Start of Data

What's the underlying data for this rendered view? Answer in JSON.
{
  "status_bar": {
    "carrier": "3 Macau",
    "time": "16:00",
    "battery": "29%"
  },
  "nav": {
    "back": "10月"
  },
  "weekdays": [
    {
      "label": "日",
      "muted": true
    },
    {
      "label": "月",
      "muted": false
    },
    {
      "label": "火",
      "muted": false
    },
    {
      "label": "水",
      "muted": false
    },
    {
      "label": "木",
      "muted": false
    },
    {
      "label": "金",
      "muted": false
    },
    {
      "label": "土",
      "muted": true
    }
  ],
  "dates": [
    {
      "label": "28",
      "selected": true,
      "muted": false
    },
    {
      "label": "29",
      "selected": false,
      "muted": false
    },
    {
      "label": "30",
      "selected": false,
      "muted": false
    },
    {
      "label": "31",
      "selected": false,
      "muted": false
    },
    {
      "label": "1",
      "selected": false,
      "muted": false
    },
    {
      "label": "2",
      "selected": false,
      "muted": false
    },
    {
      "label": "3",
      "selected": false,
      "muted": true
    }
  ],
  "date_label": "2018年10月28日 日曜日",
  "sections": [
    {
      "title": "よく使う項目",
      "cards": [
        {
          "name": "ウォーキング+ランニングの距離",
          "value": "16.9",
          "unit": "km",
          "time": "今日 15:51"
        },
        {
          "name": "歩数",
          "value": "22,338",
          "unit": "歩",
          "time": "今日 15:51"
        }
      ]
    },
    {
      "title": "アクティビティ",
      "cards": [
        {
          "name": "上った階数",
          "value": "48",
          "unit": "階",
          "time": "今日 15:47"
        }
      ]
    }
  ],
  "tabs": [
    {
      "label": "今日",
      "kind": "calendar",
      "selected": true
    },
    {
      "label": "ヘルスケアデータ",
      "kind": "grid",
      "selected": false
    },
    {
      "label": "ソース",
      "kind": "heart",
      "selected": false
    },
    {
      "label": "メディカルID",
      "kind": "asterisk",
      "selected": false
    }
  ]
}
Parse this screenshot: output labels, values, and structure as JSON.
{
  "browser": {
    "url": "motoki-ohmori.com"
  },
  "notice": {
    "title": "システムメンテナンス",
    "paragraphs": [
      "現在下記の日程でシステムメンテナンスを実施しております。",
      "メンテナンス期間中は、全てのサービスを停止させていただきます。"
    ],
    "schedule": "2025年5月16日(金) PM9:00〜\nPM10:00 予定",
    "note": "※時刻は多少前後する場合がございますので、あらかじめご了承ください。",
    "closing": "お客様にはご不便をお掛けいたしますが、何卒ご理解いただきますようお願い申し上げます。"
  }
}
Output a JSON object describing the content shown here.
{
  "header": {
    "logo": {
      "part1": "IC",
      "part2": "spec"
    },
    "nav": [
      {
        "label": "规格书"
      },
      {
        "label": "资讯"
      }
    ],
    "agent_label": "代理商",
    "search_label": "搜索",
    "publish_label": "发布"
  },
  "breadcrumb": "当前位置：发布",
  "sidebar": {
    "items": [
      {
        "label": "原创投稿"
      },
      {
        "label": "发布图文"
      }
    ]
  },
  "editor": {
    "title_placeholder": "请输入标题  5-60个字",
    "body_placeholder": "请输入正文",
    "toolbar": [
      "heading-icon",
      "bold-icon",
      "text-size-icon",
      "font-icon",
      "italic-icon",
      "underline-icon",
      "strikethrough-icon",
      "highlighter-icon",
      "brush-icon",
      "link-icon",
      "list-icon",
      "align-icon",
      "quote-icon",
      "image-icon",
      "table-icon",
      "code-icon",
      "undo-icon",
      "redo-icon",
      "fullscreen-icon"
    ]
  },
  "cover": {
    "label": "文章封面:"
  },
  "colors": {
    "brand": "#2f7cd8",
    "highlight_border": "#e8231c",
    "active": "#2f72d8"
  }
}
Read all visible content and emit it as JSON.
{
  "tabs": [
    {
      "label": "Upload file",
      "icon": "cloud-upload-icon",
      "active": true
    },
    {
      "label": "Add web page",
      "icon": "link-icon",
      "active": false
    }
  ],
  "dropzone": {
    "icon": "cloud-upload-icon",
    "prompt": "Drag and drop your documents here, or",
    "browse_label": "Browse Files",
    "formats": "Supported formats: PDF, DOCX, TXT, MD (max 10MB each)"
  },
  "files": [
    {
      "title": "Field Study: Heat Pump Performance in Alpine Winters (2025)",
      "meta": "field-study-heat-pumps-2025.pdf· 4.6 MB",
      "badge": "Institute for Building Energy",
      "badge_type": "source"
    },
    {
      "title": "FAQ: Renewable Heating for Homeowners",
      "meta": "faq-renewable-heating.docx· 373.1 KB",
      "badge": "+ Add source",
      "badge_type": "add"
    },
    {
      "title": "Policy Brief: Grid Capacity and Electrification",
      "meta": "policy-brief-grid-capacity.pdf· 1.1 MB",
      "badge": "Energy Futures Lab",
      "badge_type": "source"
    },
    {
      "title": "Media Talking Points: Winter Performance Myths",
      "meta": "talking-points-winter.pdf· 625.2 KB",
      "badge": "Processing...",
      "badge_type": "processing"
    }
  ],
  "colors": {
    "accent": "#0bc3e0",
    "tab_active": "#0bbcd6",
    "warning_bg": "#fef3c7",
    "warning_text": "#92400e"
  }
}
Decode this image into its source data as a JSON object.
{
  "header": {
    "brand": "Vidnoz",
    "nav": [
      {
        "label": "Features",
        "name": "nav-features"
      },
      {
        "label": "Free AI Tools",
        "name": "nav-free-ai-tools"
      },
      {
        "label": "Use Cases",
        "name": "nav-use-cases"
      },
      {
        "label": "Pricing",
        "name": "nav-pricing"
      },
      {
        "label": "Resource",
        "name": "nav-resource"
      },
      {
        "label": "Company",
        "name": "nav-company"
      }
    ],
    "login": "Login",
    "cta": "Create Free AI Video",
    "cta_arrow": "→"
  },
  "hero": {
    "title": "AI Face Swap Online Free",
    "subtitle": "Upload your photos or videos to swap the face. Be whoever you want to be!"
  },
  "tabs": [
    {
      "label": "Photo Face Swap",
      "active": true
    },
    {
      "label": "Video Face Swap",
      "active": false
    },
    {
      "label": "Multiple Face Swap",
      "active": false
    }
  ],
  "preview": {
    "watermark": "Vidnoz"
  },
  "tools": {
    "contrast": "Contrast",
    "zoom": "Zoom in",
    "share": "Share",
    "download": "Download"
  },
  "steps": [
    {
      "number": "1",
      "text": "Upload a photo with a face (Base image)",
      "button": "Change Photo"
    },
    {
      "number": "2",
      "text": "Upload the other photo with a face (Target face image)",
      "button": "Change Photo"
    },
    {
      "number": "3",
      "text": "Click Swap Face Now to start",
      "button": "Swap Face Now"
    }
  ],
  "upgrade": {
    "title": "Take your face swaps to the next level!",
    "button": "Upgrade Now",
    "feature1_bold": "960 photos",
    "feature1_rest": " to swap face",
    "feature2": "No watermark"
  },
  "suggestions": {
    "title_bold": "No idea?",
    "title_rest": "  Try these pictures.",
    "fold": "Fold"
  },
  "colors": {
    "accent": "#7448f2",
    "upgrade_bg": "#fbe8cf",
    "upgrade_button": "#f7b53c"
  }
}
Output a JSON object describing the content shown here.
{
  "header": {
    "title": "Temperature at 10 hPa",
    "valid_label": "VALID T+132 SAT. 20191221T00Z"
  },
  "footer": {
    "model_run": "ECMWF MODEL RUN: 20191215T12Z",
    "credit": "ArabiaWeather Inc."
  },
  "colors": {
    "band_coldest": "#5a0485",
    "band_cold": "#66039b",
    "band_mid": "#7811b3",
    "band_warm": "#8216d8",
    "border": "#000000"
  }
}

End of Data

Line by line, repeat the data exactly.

# [Solved exercise]
What's the underlying data for this rendered view? Answer in JSON.
{
  "status_bar": {
    "carrier": "3 Macau",
    "time": "16:00",
    "battery": "29%"
  },
  "nav": {
    "back": "10月"
  },
  "weekdays": [
    {
      "label": "日",
      "muted": true
    },
    {
      "label": "月",
      "muted": false
    },
    {
      "label": "火",
      "muted": false
    },
    {
      "label": "水",
      "muted": false
    },
    {
      "label": "木",
      "muted": false
    },
    {
      "label": "金",
      "muted": false
    },
    {
      "label": "土",
      "muted": true
    }
  ],
  "dates": [
    {
      "label": "28",
      "selected": true,
      "muted": false
    },
    {
      "label": "29",
      "selected": false,
      "muted": false
    },
    {
      "label": "30",
      "selected": false,
      "muted": false
    },
    {
      "label": "31",
      "selected": false,
      "muted": false
    },
    {
      "label": "1",
      "selected": false,
      "muted": false
    },
    {
      "label": "2",
      "selected": false,
      "muted": false
    },
    {
      "label": "3",
      "selected": false,
      "muted": true
    }
  ],
  "date_label": "2018年10月28日 日曜日",
  "sections": [
    {
      "title": "よく使う項目",
      "cards": [
        {
          "name": "ウォーキング+ランニングの距離",
          "value": "16.9",
          "unit": "km",
          "time": "今日 15:51"
        },
        {
          "name": "歩数",
          "value": "22,338",
          "unit": "歩",
          "time": "今日 15:51"
        }
      ]
    },
    {
      "title": "アクティビティ",
      "cards": [
        {
          "name": "上った階数",
          "value": "48",
          "unit": "階",
          "time": "今日 15:47"
        }
      ]
    }
  ],
  "tabs": [
    {
      "label": "今日",
      "kind": "calendar",
      "selected": true
    },
    {
      "label": "ヘルスケアデータ",
      "kind": "grid",
      "selected": false
    },
    {
      "label": "ソース",
      "kind": "heart",
      "selected": false
    },
    {
      "label": "メディカルID",
      "kind": "asterisk",
      "selected": false
    }
  ]
}
Parse this screenshot: output labels, values, and structure as JSON.
{
  "browser": {
    "url": "motoki-ohmori.com"
  },
  "notice": {
    "title": "システムメンテナンス",
    "paragraphs": [
      "現在下記の日程でシステムメンテナンスを実施しております。",
      "メンテナンス期間中は、全てのサービスを停止させていただきます。"
    ],
    "schedule": "2025年5月16日(金) PM9:00〜\nPM10:00 予定",
    "note": "※時刻は多少前後する場合がございますので、あらかじめご了承ください。",
    "closing": "お客様にはご不便をお掛けいたしますが、何卒ご理解いただきますようお願い申し上げます。"
  }
}
Output a JSON object describing the content shown here.
{
  "header": {
    "logo": {
      "part1": "IC",
      "part2": "spec"
    },
    "nav": [
      {
        "label": "规格书"
      },
      {
        "label": "资讯"
      }
    ],
    "agent_label": "代理商",
    "search_label": "搜索",
    "publish_label": "发布"
  },
  "breadcrumb": "当前位置：发布",
  "sidebar": {
    "items": [
      {
        "label": "原创投稿"
      },
      {
        "label": "发布图文"
      }
    ]
  },
  "editor": {
    "title_placeholder": "请输入标题  5-60个字",
    "body_placeholder": "请输入正文",
    "toolbar": [
      "heading-icon",
      "bold-icon",
      "text-size-icon",
      "font-icon",
      "italic-icon",
      "underline-icon",
      "strikethrough-icon",
      "highlighter-icon",
      "brush-icon",
      "link-icon",
      "list-icon",
      "align-icon",
      "quote-icon",
      "image-icon",
      "table-icon",
      "code-icon",
      "undo-icon",
      "redo-icon",
      "fullscreen-icon"
    ]
  },
  "cover": {
    "label": "文章封面:"
  },
  "colors": {
    "brand": "#2f7cd8",
    "highlight_border": "#e8231c",
    "active": "#2f72d8"
  }
}
Read all visible content and emit it as JSON.
{
  "tabs": [
    {
      "label": "Upload file",
      "icon": "cloud-upload-icon",
      "active": true
    },
    {
      "label": "Add web page",
      "icon": "link-icon",
      "active": false
    }
  ],
  "dropzone": {
    "icon": "cloud-upload-icon",
    "prompt": "Drag and drop your documents here, or",
    "browse_label": "Browse Files",
    "formats": "Supported formats: PDF, DOCX, TXT, MD (max 10MB each)"
  },
  "files": [
    {
      "title": "Field Study: Heat Pump Performance in Alpine Winters (2025)",
      "meta": "field-study-heat-pumps-2025.pdf· 4.6 MB",
      "badge": "Institute for Building Energy",
      "badge_type": "source"
    },
    {
      "title": "FAQ: Renewable Heating for Homeowners",
      "meta": "faq-renewable-heating.docx· 373.1 KB",
      "badge": "+ Add source",
      "badge_type": "add"
    },
    {
      "title": "Policy Brief: Grid Capacity and Electrification",
      "meta": "policy-brief-grid-capacity.pdf· 1.1 MB",
      "badge": "Energy Futures Lab",
      "badge_type": "source"
    },
    {
      "title": "Media Talking Points: Winter Performance Myths",
      "meta": "talking-points-winter.pdf· 625.2 KB",
      "badge": "Processing...",
      "badge_type": "processing"
    }
  ],
  "colors": {
    "accent": "#0bc3e0",
    "tab_active": "#0bbcd6",
    "warning_bg": "#fef3c7",
    "warning_text": "#92400e"
  }
}
Decode this image into its source data as a JSON object.
{
  "header": {
    "brand": "Vidnoz",
    "nav": [
      {
        "label": "Features",
        "name": "nav-features"
      },
      {
        "label": "Free AI Tools",
        "name": "nav-free-ai-tools"
      },
      {
        "label": "Use Cases",
        "name": "nav-use-cases"
      },
      {
        "label": "Pricing",
        "name": "nav-pricing"
      },
      {
        "label": "Resource",
        "name": "nav-resource"
      },
      {
        "label": "Company",
        "name": "nav-company"
      }
    ],
    "login": "Login",
    "cta": "Create Free AI Video",
    "cta_arrow": "→"
  },
  "hero": {
    "title": "AI Face Swap Online Free",
    "subtitle": "Upload your photos or videos to swap the face. Be whoever you want to be!"
  },
  "tabs": [
    {
      "label": "Photo Face Swap",
      "active": true
    },
    {
      "label": "Video Face Swap",
      "active": false
    },
    {
      "label": "Multiple Face Swap",
      "active": false
    }
  ],
  "preview": {
    "watermark": "Vidnoz"
  },
  "tools": {
    "contrast": "Contrast",
    "zoom": "Zoom in",
    "share": "Share",
    "download": "Download"
  },
  "steps": [
    {
      "number": "1",
      "text": "Upload a photo with a face (Base image)",
      "button": "Change Photo"
    },
    {
      "number": "2",
      "text": "Upload the other photo with a face (Target face image)",
      "button": "Change Photo"
    },
    {
      "number": "3",
      "text": "Click Swap Face Now to start",
      "button": "Swap Face Now"
    }
  ],
  "upgrade": {
    "title": "Take your face swaps to the next level!",
    "button": "Upgrade Now",
    "feature1_bold": "960 photos",
    "feature1_rest": " to swap face",
    "feature2": "No watermark"
  },
  "suggestions": {
    "title_bold": "No idea?",
    "title_rest": "  Try these pictures.",
    "fold": "Fold"
  },
  "colors": {
    "accent": "#7448f2",
    "upgrade_bg": "#fbe8cf",
    "upgrade_button": "#f7b53c"
  }
}
Output a JSON object describing the content shown here.
{
  "header": {
    "title": "Temperature at 10 hPa",
    "valid_label": "VALID T+132 SAT. 20191221T00Z"
  },
  "footer": {
    "model_run": "ECMWF MODEL RUN: 20191215T12Z",
    "credit": "ArabiaWeather Inc."
  },
  "colors": {
    "band_coldest": "#5a0485",
    "band_cold": "#66039b",
    "band_mid": "#7811b3",
    "band_warm": "#8216d8",
    "border": "#000000"
  }
}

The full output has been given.